(Collection entries)

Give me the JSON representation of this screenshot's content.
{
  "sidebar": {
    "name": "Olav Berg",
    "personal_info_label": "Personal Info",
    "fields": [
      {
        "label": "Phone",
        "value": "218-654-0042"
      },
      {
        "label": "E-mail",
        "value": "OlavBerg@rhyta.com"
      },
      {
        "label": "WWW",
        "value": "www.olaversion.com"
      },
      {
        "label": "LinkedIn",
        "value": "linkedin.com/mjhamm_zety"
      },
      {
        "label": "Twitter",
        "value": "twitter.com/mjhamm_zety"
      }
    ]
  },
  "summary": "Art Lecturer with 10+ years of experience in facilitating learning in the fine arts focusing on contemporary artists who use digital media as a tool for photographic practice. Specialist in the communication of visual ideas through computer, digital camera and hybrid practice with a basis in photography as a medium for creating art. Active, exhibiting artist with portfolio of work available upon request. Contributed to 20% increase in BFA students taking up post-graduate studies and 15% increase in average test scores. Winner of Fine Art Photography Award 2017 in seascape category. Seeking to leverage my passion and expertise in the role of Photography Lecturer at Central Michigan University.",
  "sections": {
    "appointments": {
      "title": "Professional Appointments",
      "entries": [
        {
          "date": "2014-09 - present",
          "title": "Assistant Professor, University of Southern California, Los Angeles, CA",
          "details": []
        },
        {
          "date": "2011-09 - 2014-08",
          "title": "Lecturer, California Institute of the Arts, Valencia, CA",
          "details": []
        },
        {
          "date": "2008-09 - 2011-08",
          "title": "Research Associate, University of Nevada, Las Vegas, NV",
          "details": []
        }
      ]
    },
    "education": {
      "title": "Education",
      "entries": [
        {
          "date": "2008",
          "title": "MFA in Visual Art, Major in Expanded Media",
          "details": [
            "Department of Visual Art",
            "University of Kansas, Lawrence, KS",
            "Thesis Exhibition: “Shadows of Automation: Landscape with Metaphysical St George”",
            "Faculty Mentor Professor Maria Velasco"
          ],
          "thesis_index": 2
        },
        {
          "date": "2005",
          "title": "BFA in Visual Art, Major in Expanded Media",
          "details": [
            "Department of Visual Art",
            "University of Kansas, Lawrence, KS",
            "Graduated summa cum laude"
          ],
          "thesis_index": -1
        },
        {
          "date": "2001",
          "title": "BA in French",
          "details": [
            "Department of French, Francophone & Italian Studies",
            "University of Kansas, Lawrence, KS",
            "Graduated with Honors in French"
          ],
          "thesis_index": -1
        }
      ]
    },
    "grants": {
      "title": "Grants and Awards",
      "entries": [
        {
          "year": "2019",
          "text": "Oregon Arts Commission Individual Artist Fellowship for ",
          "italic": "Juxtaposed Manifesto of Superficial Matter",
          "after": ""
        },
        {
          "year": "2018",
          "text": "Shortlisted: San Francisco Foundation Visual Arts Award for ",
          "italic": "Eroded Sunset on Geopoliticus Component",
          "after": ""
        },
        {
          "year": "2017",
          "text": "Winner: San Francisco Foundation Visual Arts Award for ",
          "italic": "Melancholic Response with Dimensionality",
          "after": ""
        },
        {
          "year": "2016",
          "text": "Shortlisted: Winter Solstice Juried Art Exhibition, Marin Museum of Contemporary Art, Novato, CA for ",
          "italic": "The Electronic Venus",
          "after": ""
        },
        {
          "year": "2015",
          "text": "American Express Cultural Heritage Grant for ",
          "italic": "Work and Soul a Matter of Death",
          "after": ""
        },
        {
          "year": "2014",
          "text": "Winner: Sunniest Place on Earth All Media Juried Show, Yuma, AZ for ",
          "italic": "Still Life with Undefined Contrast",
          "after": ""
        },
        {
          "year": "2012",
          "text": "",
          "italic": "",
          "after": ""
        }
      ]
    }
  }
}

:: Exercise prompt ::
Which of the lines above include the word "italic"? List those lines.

:: Answer box ::
          "italic": "Juxtaposed Manifesto of Superficial Matter",
          "italic": "Eroded Sunset on Geopoliticus Component",
          "italic": "Melancholic Response with Dimensionality",
          "italic": "The Electronic Venus",
          "italic": "Work and Soul a Matter of Death",
          "italic": "Still Life with Undefined Contrast",
          "italic": "",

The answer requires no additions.